» **DESCRIPTION OF THE TASK**
Your task is to print every entry below exactly as given.

» **RECORDS FOR THIS EXERCISE**
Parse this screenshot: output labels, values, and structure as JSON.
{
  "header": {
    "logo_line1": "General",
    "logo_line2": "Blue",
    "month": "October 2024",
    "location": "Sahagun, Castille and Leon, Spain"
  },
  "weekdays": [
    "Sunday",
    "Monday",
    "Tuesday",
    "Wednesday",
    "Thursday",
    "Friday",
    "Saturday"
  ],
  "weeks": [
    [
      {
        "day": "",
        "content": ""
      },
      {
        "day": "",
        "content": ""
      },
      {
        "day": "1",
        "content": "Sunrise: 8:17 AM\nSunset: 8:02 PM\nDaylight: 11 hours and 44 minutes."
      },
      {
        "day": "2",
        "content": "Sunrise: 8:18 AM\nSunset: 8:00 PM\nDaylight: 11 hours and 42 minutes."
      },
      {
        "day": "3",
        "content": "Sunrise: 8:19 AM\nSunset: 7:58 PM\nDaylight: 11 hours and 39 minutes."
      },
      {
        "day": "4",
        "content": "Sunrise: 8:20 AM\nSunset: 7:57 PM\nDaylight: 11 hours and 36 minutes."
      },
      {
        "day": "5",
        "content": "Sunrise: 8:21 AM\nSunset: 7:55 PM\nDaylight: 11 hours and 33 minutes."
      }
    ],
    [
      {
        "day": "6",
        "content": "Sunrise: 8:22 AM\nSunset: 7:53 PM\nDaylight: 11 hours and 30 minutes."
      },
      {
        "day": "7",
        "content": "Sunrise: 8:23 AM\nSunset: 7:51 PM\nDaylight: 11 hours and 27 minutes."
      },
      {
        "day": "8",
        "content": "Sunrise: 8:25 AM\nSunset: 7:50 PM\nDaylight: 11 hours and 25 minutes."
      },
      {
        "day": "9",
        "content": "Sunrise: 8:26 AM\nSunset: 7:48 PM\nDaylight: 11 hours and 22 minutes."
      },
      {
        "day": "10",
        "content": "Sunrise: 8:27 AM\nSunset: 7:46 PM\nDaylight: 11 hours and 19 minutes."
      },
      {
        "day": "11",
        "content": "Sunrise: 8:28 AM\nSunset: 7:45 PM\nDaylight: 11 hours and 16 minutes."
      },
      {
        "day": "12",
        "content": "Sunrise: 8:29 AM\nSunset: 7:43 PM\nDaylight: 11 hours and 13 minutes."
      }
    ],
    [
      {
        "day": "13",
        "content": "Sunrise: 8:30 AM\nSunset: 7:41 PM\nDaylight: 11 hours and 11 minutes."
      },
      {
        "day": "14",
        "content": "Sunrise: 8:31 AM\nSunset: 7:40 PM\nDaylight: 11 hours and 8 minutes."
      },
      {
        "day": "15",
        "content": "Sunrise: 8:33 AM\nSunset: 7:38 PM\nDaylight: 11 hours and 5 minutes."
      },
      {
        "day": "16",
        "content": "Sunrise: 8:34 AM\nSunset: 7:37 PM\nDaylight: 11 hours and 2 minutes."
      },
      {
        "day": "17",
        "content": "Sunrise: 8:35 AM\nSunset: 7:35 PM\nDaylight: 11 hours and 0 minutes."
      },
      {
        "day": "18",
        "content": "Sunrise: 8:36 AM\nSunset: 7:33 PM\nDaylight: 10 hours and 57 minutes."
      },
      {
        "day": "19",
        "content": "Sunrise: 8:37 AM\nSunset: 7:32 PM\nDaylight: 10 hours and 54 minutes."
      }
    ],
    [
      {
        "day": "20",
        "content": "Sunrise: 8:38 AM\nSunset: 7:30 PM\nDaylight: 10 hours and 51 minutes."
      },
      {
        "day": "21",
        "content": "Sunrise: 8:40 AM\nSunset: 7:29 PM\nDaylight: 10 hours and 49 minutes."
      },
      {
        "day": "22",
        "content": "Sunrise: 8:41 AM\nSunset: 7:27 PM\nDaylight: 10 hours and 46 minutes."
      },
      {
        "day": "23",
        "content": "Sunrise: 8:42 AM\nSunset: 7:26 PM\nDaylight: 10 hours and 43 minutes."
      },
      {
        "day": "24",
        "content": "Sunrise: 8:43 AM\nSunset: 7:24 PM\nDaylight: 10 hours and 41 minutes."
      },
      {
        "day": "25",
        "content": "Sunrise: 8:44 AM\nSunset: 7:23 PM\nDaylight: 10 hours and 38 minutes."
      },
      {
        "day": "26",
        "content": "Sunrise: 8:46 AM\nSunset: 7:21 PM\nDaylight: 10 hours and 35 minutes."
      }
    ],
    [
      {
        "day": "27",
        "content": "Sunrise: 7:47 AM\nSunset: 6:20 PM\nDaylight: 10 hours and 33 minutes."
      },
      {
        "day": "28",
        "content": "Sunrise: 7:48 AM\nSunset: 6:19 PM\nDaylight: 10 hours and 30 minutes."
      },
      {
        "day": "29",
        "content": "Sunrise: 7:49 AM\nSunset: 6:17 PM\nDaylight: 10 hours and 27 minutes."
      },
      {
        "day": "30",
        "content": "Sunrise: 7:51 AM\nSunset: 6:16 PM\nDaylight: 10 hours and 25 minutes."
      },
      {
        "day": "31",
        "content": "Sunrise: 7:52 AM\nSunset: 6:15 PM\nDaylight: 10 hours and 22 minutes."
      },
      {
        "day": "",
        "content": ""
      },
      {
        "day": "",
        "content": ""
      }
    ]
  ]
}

» **ANSWER AREA**
Parse this screenshot: output labels, values, and structure as JSON.
{
  "header": {
    "logo_line1": "General",
    "logo_line2": "Blue",
    "month": "October 2024",
    "location": "Sahagun, Castille and Leon, Spain"
  },
  "weekdays": [
    "Sunday",
    "Monday",
    "Tuesday",
    "Wednesday",
    "Thursday",
    "Friday",
    "Saturday"
  ],
  "weeks": [
    [
      {
        "day": "",
        "content": ""
      },
      {
        "day": "",
        "content": ""
      },
      {
        "day": "1",
        "content": "Sunrise: 8:17 AM\nSunset: 8:02 PM\nDaylight: 11 hours and 44 minutes."
      },
      {
        "day": "2",
        "content": "Sunrise: 8:18 AM\nSunset: 8:00 PM\nDaylight: 11 hours and 42 minutes."
      },
      {
        "day": "3",
        "content": "Sunrise: 8:19 AM\nSunset: 7:58 PM\nDaylight: 11 hours and 39 minutes."
      },
      {
        "day": "4",
        "content": "Sunrise: 8:20 AM\nSunset: 7:57 PM\nDaylight: 11 hours and 36 minutes."
      },
      {
        "day": "5",
        "content": "Sunrise: 8:21 AM\nSunset: 7:55 PM\nDaylight: 11 hours and 33 minutes."
      }
    ],
    [
      {
        "day": "6",
        "content": "Sunrise: 8:22 AM\nSunset: 7:53 PM\nDaylight: 11 hours and 30 minutes."
      },
      {
        "day": "7",
        "content": "Sunrise: 8:23 AM\nSunset: 7:51 PM\nDaylight: 11 hours and 27 minutes."
      },
      {
        "day": "8",
        "content": "Sunrise: 8:25 AM\nSunset: 7:50 PM\nDaylight: 11 hours and 25 minutes."
      },
      {
        "day": "9",
        "content": "Sunrise: 8:26 AM\nSunset: 7:48 PM\nDaylight: 11 hours and 22 minutes."
      },
      {
        "day": "10",
        "content": "Sunrise: 8:27 AM\nSunset: 7:46 PM\nDaylight: 11 hours and 19 minutes."
      },
      {
        "day": "11",
        "content": "Sunrise: 8:28 AM\nSunset: 7:45 PM\nDaylight: 11 hours and 16 minutes."
      },
      {
        "day": "12",
        "content": "Sunrise: 8:29 AM\nSunset: 7:43 PM\nDaylight: 11 hours and 13 minutes."
      }
    ],
    [
      {
        "day": "13",
        "content": "Sunrise: 8:30 AM\nSunset: 7:41 PM\nDaylight: 11 hours and 11 minutes."
      },
      {
        "day": "14",
        "content": "Sunrise: 8:31 AM\nSunset: 7:40 PM\nDaylight: 11 hours and 8 minutes."
      },
      {
        "day": "15",
        "content": "Sunrise: 8:33 AM\nSunset: 7:38 PM\nDaylight: 11 hours and 5 minutes."
      },
      {
        "day": "16",
        "content": "Sunrise: 8:34 AM\nSunset: 7:37 PM\nDaylight: 11 hours and 2 minutes."
      },
      {
        "day": "17",
        "content": "Sunrise: 8:35 AM\nSunset: 7:35 PM\nDaylight: 11 hours and 0 minutes."
      },
      {
        "day": "18",
        "content": "Sunrise: 8:36 AM\nSunset: 7:33 PM\nDaylight: 10 hours and 57 minutes."
      },
      {
        "day": "19",
        "content": "Sunrise: 8:37 AM\nSunset: 7:32 PM\nDaylight: 10 hours and 54 minutes."
      }
    ],
    [
      {
        "day": "20",
        "content": "Sunrise: 8:38 AM\nSunset: 7:30 PM\nDaylight: 10 hours and 51 minutes."
      },
      {
        "day": "21",
        "content": "Sunrise: 8:40 AM\nSunset: 7:29 PM\nDaylight: 10 hours and 49 minutes."
      },
      {
        "day": "22",
        "content": "Sunrise: 8:41 AM\nSunset: 7:27 PM\nDaylight: 10 hours and 46 minutes."
      },
      {
        "day": "23",
        "content": "Sunrise: 8:42 AM\nSunset: 7:26 PM\nDaylight: 10 hours and 43 minutes."
      },
      {
        "day": "24",
        "content": "Sunrise: 8:43 AM\nSunset: 7:24 PM\nDaylight: 10 hours and 41 minutes."
      },
      {
        "day": "25",
        "content": "Sunrise: 8:44 AM\nSunset: 7:23 PM\nDaylight: 10 hours and 38 minutes."
      },
      {
        "day": "26",
        "content": "Sunrise: 8:46 AM\nSunset: 7:21 PM\nDaylight: 10 hours and 35 minutes."
      }
    ],
    [
      {
        "day": "27",
        "content": "Sunrise: 7:47 AM\nSunset: 6:20 PM\nDaylight: 10 hours and 33 minutes."
      },
      {
        "day": "28",
        "content": "Sunrise: 7:48 AM\nSunset: 6:19 PM\nDaylight: 10 hours and 30 minutes."
      },
      {
        "day": "29",
        "content": "Sunrise: 7:49 AM\nSunset: 6:17 PM\nDaylight: 10 hours and 27 minutes."
      },
      {
        "day": "30",
        "content": "Sunrise: 7:51 AM\nSunset: 6:16 PM\nDaylight: 10 hours and 25 minutes."
      },
      {
        "day": "31",
        "content": "Sunrise: 7:52 AM\nSunset: 6:15 PM\nDaylight: 10 hours and 22 minutes."
      },
      {
        "day": "",
        "content": ""
      },
      {
        "day": "",
        "content": ""
      }
    ]
  ]
}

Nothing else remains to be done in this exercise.